ILRI Director General Carlos Seré
on the impact of climate change on agriculture and food security in Ethiopia
Carlos Seré, director general of the International Livestock Research Institute (ILRI), whose principal campuses are located in Ethiopia and Kenya, spoke of the need to enhance the capacity of societies to learn quickly and respond to climate and other changes. ‘I do not think there is a trade-off between climate change and food security,’ Seré said. ‘Our agricultural and climate challenges have much in common. Agriculture has to be central to climate change discussions.’ The ILRI director general remarked on Ethiopia’s rare agricultural, biological, human and institutional diversity: ‘There will be a lot of variability in how the climate changes. Ethiopia has greatly diverse farming regions. It has great biodiversity. How can we use cutting edge science to understand that diversity and use it better? Lessons learned in one place may be valuable in another. We need to empower people at the local level to provide solutions. Science can quicken this work. The centres of the CGIAR have been working side by side with the Ethiopian Institute of Agricultural Research and other institutions in this country. We stand ready to deepen our cooperation with the diversity of institutions in Ethiopia.’

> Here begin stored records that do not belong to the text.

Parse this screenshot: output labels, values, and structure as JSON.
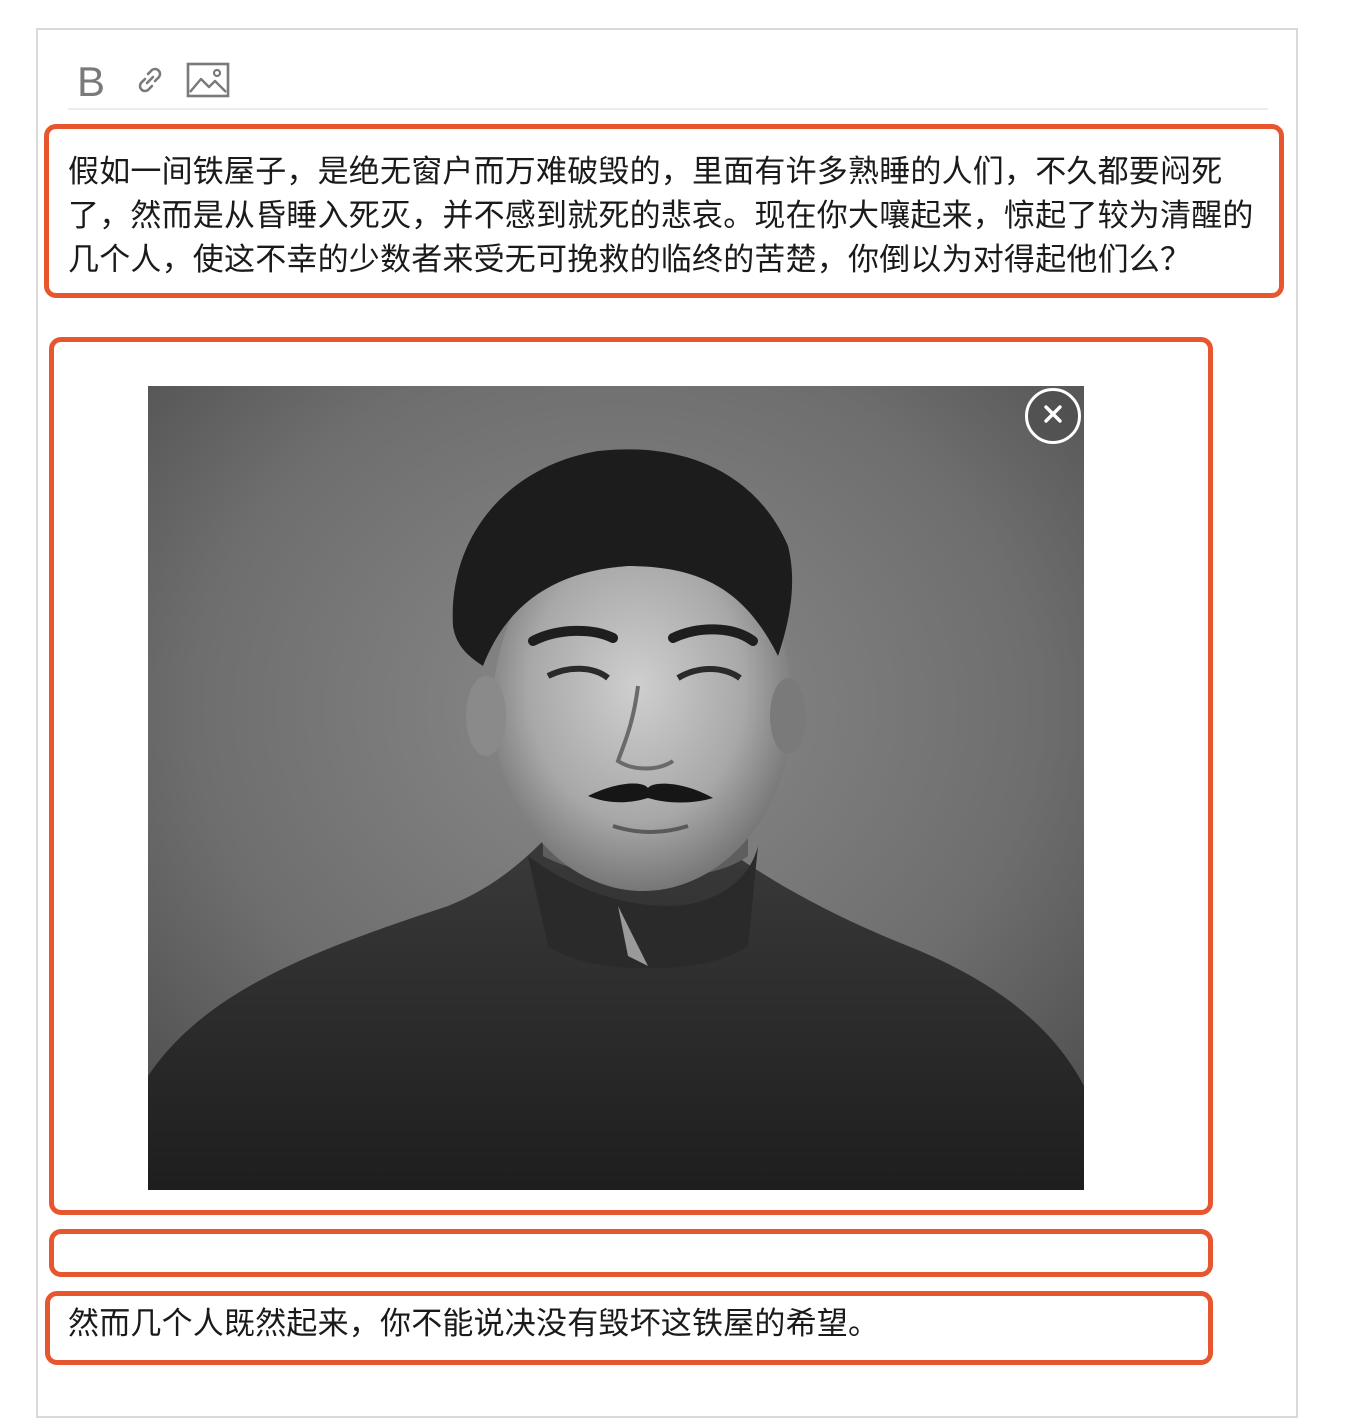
{
  "toolbar": {
    "bold_label": "B",
    "link_icon": "link-icon",
    "image_icon": "image-icon"
  },
  "content": {
    "paragraph_1": "假如一间铁屋子，是绝无窗户而万难破毁的，里面有许多熟睡的人们，不久都要闷死了，然而是从昏睡入死灭，并不感到就死的悲哀。现在你大嚷起来，惊起了较为清醒的几个人，使这不幸的少数者来受无可挽救的临终的苦楚，你倒以为对得起他们么？",
    "image": {
      "alt": "portrait photo",
      "remove_icon": "close-circle-icon"
    },
    "empty_block": "",
    "paragraph_2": "然而几个人既然起来，你不能说决没有毁坏这铁屋的希望。"
  },
  "colors": {
    "highlight_border": "#e8562f",
    "toolbar_icon": "#7a7a7a",
    "editor_border": "#d9d9d9",
    "text": "#1a1a1a"
  }
}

Find all these presentations and more in Dialogue on Ethiopian Agricultural Development, held at United Nations Conference Centre, Addis Ababa, Ethiopia, 12 November 2009, published by ILRI in 2011.